What memorable days I spent this summer capturing the light, color and illumination of Positano. . .
As a landscape painter and teacher from the mountainous regions of North Carolina, my primary experience with landscape painting has been depicting gently rolling hills, with reddish clay undertones.
I’m always eager to seek out new terrains, however—I find both the similarities and differences inspiring—and I have an ongoing love affair with all things Italian, having spent my infancy in Naples and frequently returning as an adult to teach landscape painting in the Chianti region.
So this summer I took a special painting trip with my friend Kathy to Positano, Italy, a wonderful Italian village perched on a hillside, facing seaward. We arrived during unusually chilly weather, but it didn’t keep me from setting up my easel on hilltops, under balconies and along the coast.
I’ll admit, I was tempted to don a sweater and sit in a café for the day, to sip cappuccino and enjoy the lively parade of shoppers and tourists who passed. But there turned out to be plenty of time for kicking back in the evenings. . . and sampling the glorious wine and seafood in any one of the little street-side cafés.
As expected in any tourist town, resident artists were already set up on the seaside who relied on visitors to buy their original paintings. Resident artists are understandably territorial, so it is always important that the traveler/painter not appear to infringe on their market.
Since I was already seeking to avoid any scenes that I would describe as “clichéd,” it was better for me set up off the beaten path anyway, and find my own slant on common themes. However, as I’m sure all painters who visit Positano have done, I did attempt to capture the illusive beauty of the water, with its constant shifts in hue from teal to turquoise.
Once, as I was painting, an Englishman and his wife stopped to chat and he told me he had painted the very same view 20 years ago! Something about this place, he recalled, made him paint better than he should have. “Carry on,” he said as they walked away.
I remember the light changing, constantly—but this is the joy and bane of every landscape painter. In Positano, the light fairly dances across the water, pausing only long enough for the artist to load a brush, deliberate, and commit to Nature’s whimsy.
It was also no simple task to accurately describe the playful, pastel-colored buildings that seemed to tumble down the hillside. I strove for a sense of layers and ghosted forms under lively hues, hoping that my colors would convey some sense of the rich texture and centuries of history there.

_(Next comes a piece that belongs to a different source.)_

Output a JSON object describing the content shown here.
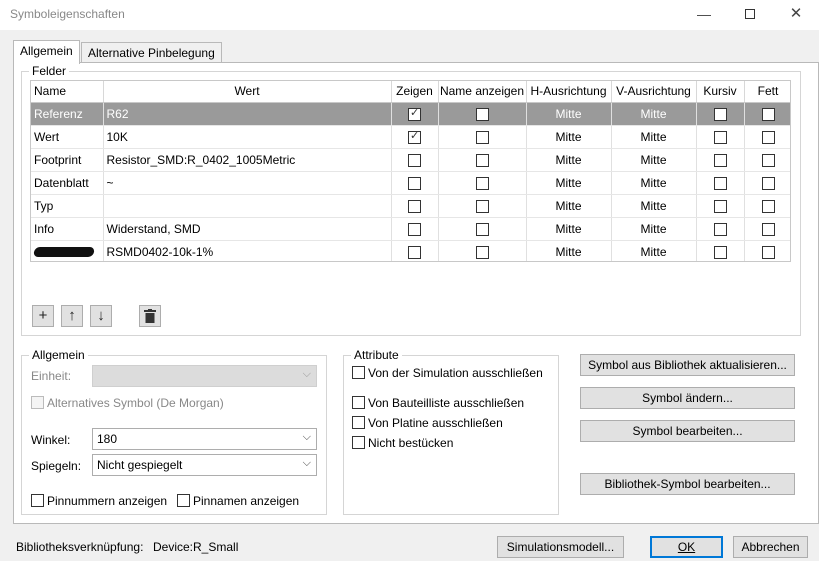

If you have never gone on a painting trip, I highly recommend it. I can’t fully describe the joys of painting on location, or the total absorption you’ll experience when you engage in a visual conversation with a far-away place. It makes travel richer and painting an adventure, all at once.
Today I am back in my North Carolina studio, transforming some of my small Positano paintings into larger more sustained works. It brings back sweet, saltwater memories of a chilly summer week—but in no way can it replace those wonderful hours of absorbing the sun and the sights.
So, someday soon, my easel and I will return to Positano.
It will be warmer, perhaps, but the windy little roads of Positano will still lead to new vistas. . . and my endeavor to get the water “just right” will happily continue.